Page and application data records
========

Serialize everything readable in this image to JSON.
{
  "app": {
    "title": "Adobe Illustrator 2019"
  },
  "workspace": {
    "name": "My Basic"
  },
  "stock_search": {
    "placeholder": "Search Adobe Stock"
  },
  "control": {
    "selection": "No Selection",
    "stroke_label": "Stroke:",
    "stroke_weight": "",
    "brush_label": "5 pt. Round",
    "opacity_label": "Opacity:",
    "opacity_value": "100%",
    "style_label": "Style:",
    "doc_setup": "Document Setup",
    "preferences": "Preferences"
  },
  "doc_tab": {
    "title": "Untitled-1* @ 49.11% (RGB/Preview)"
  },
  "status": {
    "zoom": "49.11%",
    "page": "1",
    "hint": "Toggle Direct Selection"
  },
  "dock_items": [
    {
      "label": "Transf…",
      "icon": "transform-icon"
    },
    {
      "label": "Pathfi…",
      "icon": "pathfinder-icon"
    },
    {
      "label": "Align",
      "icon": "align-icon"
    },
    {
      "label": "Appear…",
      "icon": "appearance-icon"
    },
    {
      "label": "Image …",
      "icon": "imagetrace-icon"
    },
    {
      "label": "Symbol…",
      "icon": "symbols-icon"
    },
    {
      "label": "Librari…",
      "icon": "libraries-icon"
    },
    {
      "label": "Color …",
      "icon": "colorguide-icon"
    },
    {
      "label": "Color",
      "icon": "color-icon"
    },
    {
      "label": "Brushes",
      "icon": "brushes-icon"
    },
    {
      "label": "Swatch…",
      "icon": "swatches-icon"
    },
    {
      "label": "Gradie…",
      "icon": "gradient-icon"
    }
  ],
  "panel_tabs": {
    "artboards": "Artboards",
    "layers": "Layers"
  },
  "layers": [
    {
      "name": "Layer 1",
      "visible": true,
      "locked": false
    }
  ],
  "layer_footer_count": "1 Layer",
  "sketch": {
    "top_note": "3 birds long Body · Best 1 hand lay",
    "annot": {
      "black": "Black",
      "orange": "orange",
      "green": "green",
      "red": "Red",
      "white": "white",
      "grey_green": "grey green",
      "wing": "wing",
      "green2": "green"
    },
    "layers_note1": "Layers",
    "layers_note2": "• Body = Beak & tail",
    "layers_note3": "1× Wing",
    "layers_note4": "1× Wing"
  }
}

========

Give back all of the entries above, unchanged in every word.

• Reply:
Serialize everything readable in this image to JSON.
{
  "app": {
    "title": "Adobe Illustrator 2019"
  },
  "workspace": {
    "name": "My Basic"
  },
  "stock_search": {
    "placeholder": "Search Adobe Stock"
  },
  "control": {
    "selection": "No Selection",
    "stroke_label": "Stroke:",
    "stroke_weight": "",
    "brush_label": "5 pt. Round",
    "opacity_label": "Opacity:",
    "opacity_value": "100%",
    "style_label": "Style:",
    "doc_setup": "Document Setup",
    "preferences": "Preferences"
  },
  "doc_tab": {
    "title": "Untitled-1* @ 49.11% (RGB/Preview)"
  },
  "status": {
    "zoom": "49.11%",
    "page": "1",
    "hint": "Toggle Direct Selection"
  },
  "dock_items": [
    {
      "label": "Transf…",
      "icon": "transform-icon"
    },
    {
      "label": "Pathfi…",
      "icon": "pathfinder-icon"
    },
    {
      "label": "Align",
      "icon": "align-icon"
    },
    {
      "label": "Appear…",
      "icon": "appearance-icon"
    },
    {
      "label": "Image …",
      "icon": "imagetrace-icon"
    },
    {
      "label": "Symbol…",
      "icon": "symbols-icon"
    },
    {
      "label": "Librari…",
      "icon": "libraries-icon"
    },
    {
      "label": "Color …",
      "icon": "colorguide-icon"
    },
    {
      "label": "Color",
      "icon": "color-icon"
    },
    {
      "label": "Brushes",
      "icon": "brushes-icon"
    },
    {
      "label": "Swatch…",
      "icon": "swatches-icon"
    },
    {
      "label": "Gradie…",
      "icon": "gradient-icon"
    }
  ],
  "panel_tabs": {
    "artboards": "Artboards",
    "layers": "Layers"
  },
  "layers": [
    {
      "name": "Layer 1",
      "visible": true,
      "locked": false
    }
  ],
  "layer_footer_count": "1 Layer",
  "sketch": {
    "top_note": "3 birds long Body · Best 1 hand lay",
    "annot": {
      "black": "Black",
      "orange": "orange",
      "green": "green",
      "red": "Red",
      "white": "white",
      "grey_green": "grey green",
      "wing": "wing",
      "green2": "green"
    },
    "layers_note1": "Layers",
    "layers_note2": "• Body = Beak & tail",
    "layers_note3": "1× Wing",
    "layers_note4": "1× Wing"
  }
}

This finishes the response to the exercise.